Despite the challenges, restoration of historical sites by private businesses has been a growing trend in China. With a preservation program that includes 100 historic sites, the Bai architecture of Xizhou has inspired other similar projects, such as the Sky Valley Heritage Boutique Hotel, which is also located in a preserved courtyard home in the village. Historic preservation for boutique hotels has been particularly popular with foreigners across China despite the challenges that come with it. Linden is now on his third preservation project in Xizhou, and is also working on a project in a national park north of Dali, as well as two sites near China’s border with Burma in southern Yunnan.
Some of China’s private historic preservation projects have met with more controversy than others—for example, fine dining Temple Restaurant Beijing, which is located in a former Buddhist temple, has received scrutiny in Chinese media over whether it closely enough followed cultural heritage regulations. But private investment in historic buildings often saves them from a state of disrepair, including situations in which their structural integrity can be in danger.
Thanks to increased demand from Chinese travelers for more unique and authentic experiences, it is likely businesses will be placing more emphasis on heritage and sustainable tourism in the future.
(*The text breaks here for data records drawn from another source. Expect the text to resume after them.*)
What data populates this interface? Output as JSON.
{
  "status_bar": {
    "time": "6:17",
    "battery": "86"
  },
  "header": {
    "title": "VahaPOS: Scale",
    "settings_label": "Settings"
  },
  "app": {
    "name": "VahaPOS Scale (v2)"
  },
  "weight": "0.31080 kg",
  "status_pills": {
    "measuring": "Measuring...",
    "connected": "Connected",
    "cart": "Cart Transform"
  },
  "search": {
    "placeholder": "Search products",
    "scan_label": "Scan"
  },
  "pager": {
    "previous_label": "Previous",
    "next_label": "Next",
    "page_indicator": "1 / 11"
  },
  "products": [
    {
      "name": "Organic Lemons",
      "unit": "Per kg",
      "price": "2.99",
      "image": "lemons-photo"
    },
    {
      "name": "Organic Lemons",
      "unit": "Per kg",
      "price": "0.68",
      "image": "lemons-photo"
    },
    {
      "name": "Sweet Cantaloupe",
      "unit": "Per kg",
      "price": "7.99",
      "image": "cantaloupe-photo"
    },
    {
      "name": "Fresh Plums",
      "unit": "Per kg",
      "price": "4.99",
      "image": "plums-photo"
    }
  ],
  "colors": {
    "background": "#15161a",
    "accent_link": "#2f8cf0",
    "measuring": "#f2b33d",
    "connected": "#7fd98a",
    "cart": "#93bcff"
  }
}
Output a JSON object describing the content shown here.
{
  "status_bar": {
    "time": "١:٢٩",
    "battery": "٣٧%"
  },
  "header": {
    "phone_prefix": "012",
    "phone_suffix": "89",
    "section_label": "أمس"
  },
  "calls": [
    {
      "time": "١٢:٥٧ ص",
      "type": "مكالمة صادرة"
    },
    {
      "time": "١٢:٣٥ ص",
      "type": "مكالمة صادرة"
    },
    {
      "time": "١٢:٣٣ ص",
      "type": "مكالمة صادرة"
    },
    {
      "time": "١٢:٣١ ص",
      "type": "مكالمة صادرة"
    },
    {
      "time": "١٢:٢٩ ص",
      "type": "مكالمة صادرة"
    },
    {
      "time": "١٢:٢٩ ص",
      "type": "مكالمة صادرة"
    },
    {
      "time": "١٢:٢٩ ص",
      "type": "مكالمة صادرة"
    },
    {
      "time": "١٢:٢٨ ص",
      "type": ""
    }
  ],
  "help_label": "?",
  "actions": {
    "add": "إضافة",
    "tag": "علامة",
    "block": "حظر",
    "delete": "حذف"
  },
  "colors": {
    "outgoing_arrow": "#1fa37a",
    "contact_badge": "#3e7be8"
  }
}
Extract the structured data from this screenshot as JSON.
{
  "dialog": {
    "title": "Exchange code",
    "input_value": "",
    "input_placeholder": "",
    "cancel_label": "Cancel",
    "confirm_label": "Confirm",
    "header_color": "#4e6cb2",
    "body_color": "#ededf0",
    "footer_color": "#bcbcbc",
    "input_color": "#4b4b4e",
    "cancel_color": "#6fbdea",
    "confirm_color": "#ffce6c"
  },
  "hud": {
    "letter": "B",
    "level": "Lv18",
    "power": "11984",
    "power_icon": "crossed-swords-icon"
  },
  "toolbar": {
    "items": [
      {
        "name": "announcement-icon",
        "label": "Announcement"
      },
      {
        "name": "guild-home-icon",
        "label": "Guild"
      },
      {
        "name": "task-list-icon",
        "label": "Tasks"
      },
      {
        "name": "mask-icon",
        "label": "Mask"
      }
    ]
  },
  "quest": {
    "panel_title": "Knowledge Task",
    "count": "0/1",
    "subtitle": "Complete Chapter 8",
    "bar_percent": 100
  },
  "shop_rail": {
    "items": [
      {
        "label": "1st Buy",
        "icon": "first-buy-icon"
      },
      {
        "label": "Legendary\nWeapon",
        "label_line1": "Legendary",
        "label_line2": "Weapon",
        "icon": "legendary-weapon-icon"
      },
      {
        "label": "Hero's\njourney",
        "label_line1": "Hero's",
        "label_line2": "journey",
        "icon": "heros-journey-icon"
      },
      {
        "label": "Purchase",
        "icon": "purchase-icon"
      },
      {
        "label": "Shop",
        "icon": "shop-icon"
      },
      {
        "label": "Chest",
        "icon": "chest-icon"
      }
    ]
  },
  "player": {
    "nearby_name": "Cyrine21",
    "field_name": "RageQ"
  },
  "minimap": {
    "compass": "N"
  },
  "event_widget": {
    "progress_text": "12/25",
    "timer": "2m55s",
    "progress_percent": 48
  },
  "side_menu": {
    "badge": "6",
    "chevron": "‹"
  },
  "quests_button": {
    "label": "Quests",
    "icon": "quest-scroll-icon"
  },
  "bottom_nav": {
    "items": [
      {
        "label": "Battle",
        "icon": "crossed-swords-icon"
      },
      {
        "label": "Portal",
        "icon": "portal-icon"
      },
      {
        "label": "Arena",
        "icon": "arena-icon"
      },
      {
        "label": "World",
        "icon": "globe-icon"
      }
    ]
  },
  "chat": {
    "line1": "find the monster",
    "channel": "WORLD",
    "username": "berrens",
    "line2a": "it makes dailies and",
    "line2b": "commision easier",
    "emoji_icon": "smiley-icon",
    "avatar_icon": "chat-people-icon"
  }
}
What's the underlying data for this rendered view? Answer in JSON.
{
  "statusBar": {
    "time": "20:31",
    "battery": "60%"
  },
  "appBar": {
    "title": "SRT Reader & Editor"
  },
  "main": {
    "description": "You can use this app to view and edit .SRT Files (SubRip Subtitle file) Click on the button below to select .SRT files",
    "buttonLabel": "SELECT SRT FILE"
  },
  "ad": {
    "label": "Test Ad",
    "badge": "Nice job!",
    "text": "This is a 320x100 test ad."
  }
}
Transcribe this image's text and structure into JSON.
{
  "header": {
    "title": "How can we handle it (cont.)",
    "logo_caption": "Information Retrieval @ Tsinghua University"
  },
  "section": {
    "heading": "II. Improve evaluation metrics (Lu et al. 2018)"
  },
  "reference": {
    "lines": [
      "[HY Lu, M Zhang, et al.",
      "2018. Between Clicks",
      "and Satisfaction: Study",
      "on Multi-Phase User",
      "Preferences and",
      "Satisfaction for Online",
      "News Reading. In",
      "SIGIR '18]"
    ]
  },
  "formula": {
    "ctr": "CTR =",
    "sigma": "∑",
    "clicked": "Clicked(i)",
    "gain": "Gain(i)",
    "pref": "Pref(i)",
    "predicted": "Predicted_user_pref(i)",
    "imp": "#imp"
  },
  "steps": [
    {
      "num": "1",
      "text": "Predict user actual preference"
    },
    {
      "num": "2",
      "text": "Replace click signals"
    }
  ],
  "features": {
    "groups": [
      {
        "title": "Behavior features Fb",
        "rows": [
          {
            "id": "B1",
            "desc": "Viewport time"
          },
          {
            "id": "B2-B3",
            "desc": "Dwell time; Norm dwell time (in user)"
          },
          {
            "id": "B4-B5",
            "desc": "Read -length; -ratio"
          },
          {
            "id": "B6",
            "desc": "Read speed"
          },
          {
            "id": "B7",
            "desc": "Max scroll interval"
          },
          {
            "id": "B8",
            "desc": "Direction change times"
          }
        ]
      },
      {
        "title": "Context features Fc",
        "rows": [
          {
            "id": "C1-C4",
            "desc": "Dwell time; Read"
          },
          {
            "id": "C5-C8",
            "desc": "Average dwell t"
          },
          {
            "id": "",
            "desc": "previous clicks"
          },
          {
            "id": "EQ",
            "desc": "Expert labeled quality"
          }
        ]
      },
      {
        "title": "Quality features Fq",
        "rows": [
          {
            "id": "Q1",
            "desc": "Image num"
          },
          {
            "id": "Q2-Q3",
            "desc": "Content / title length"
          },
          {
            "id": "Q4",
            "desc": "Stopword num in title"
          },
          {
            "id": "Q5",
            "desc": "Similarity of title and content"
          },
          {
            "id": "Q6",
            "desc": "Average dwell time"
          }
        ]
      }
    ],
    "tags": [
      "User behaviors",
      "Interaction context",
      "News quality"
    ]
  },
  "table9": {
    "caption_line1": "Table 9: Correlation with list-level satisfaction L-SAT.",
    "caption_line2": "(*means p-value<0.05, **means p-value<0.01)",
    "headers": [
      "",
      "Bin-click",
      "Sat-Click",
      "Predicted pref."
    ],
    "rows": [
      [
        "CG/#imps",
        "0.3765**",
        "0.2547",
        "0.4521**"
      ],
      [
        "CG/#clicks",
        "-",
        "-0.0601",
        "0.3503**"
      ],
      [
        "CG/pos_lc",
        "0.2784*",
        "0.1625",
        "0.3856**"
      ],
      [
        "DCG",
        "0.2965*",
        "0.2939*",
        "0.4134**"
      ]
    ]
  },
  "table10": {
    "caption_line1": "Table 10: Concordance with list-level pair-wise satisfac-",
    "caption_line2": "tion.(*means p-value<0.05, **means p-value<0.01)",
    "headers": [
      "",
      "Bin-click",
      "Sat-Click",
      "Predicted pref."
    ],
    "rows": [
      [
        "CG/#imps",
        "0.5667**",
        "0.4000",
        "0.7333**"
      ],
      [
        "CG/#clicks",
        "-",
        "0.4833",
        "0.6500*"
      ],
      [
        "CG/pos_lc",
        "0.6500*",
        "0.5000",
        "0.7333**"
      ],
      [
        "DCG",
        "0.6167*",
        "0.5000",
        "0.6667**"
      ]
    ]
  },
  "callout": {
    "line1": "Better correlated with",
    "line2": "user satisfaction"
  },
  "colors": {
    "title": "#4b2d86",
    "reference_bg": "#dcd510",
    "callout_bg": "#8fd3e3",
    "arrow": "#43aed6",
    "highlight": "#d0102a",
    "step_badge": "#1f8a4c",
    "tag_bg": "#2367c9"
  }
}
As they gain more experience traveling around the country, travelers are starting to become exasperated with tourism sites following a “similar exploitation model in each locale,” says Linden. “Westerners complained about this a decade ago; China’s travelers are becoming increasingly sophisticated and are echoing those early Western sentiments.”
“The last 20 years have been a brazen pursuit of money,” he says. “China deserves better.”